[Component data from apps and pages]
= Beginning of Section =
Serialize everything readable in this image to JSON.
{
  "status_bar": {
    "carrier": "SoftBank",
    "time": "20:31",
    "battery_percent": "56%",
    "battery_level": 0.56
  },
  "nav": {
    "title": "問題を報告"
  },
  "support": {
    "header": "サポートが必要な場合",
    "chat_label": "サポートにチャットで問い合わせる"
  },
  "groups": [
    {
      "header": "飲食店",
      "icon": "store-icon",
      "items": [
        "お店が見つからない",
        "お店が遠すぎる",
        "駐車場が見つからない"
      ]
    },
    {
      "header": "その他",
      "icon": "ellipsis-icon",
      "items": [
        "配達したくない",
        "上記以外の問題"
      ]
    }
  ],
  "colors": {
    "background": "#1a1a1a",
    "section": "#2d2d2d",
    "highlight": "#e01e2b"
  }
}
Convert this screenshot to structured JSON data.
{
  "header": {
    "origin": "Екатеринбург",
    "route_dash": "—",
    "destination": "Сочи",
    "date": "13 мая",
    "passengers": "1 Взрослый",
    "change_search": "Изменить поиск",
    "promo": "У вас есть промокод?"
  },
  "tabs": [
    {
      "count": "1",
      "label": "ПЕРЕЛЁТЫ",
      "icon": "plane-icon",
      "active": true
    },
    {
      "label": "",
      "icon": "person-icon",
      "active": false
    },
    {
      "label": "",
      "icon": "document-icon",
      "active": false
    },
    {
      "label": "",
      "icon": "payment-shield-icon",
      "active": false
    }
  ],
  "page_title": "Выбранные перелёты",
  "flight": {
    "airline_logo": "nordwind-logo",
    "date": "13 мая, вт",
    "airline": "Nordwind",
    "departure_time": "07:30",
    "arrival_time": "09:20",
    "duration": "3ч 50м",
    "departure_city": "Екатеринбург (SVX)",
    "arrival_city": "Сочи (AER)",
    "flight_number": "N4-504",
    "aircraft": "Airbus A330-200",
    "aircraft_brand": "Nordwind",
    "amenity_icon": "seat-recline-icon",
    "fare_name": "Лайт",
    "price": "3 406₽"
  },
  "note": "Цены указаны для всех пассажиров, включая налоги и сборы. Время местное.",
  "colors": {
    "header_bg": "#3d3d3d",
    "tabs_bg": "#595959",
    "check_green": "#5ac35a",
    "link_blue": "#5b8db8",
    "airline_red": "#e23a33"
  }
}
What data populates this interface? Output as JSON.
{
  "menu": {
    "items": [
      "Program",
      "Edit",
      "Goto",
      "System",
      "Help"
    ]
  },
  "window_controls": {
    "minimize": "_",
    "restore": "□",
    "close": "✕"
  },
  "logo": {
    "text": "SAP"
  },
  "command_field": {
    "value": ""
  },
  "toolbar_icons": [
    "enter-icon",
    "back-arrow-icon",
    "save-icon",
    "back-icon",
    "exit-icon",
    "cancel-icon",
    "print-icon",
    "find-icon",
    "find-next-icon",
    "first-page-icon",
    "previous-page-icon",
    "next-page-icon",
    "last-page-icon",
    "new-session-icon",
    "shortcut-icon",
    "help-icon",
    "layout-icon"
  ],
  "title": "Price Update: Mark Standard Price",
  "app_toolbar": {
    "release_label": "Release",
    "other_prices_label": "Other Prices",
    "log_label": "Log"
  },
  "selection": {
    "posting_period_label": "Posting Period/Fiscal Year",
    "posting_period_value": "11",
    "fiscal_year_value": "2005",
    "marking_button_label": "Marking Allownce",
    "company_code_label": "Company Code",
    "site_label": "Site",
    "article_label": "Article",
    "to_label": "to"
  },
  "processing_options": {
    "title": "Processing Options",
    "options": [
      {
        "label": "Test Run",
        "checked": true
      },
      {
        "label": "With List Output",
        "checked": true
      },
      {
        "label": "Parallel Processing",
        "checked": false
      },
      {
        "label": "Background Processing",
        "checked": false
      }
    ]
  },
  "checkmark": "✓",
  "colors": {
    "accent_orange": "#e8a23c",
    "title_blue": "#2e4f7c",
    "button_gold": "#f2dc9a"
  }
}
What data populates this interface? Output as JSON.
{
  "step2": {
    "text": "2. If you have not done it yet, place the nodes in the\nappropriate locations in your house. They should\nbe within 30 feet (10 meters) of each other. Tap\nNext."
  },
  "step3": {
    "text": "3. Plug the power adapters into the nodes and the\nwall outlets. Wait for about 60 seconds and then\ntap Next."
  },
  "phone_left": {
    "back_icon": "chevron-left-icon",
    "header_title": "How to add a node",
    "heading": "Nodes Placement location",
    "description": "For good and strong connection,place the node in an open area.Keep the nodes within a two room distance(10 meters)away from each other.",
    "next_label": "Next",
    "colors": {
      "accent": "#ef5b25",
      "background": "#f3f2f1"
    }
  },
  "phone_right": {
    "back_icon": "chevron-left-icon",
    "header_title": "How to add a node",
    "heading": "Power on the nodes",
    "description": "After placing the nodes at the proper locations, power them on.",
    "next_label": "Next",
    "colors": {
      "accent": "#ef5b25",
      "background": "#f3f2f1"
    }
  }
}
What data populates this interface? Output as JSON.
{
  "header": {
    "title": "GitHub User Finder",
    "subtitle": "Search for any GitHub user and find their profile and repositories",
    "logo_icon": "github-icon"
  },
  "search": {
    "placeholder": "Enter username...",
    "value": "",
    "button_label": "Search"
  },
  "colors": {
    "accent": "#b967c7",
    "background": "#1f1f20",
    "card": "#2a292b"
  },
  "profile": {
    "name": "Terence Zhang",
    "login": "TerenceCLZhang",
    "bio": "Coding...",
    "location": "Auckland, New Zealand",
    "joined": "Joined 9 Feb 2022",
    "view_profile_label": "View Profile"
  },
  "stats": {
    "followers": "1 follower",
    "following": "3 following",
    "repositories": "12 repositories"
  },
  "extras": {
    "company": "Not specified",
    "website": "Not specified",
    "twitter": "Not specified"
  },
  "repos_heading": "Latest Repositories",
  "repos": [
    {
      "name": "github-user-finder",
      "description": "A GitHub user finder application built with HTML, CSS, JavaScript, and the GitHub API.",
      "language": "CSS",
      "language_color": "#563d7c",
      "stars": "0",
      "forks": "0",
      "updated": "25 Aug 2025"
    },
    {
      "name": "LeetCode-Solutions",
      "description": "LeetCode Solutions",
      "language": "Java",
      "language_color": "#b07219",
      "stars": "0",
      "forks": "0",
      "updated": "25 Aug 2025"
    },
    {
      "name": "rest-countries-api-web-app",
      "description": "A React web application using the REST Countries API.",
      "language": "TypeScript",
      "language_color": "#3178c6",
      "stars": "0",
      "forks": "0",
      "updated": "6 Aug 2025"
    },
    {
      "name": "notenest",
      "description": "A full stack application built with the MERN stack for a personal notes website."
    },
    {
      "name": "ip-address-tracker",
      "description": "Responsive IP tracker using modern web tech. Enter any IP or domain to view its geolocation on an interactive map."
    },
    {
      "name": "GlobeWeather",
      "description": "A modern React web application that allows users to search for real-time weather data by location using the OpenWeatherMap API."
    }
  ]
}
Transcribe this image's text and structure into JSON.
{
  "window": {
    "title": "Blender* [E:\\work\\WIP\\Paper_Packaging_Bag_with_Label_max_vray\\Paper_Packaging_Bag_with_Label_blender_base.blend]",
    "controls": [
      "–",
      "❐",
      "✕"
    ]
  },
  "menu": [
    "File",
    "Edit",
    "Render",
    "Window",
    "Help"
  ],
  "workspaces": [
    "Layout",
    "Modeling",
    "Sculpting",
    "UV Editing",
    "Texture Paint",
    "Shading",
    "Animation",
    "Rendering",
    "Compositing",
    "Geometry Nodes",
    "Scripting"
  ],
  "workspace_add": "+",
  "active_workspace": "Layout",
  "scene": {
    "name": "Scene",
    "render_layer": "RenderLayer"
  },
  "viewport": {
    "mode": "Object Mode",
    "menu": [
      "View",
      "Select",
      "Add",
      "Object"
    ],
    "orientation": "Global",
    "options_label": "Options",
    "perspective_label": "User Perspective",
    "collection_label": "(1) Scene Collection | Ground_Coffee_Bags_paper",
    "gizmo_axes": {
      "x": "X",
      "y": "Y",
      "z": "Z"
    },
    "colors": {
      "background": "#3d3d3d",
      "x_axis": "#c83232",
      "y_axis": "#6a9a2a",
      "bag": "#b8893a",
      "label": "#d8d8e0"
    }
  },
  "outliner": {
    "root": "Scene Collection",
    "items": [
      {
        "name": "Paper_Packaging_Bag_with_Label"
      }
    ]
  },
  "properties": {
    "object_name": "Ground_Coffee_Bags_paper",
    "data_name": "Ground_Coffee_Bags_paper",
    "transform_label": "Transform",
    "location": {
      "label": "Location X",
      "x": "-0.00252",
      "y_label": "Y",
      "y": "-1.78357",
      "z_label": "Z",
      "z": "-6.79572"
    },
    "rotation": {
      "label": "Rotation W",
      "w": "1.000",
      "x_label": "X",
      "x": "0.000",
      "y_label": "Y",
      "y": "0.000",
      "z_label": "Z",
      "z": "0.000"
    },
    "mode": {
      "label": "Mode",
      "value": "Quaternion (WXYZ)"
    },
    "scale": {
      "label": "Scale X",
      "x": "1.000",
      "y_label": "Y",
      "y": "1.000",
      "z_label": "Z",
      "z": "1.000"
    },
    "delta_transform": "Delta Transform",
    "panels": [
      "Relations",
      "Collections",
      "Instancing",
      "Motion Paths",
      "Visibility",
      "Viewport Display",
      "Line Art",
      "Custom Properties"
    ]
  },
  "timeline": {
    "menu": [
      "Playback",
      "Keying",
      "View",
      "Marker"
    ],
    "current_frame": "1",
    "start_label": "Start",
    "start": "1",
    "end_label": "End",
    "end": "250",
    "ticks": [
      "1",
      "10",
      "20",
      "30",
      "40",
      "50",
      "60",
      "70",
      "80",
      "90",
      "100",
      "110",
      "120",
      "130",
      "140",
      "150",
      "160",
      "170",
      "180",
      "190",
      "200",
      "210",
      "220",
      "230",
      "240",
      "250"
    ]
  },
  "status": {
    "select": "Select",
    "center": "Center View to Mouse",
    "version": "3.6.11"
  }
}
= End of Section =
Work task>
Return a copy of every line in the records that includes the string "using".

Result>
      "description": "A React web application using the REST Countries API.",
      "description": "Responsive IP tracker using modern web tech. Enter any IP or domain to view its geolocation on an interactive map."
      "description": "A modern React web application that allows users to search for real-time weather data by location using the OpenWeatherMap API."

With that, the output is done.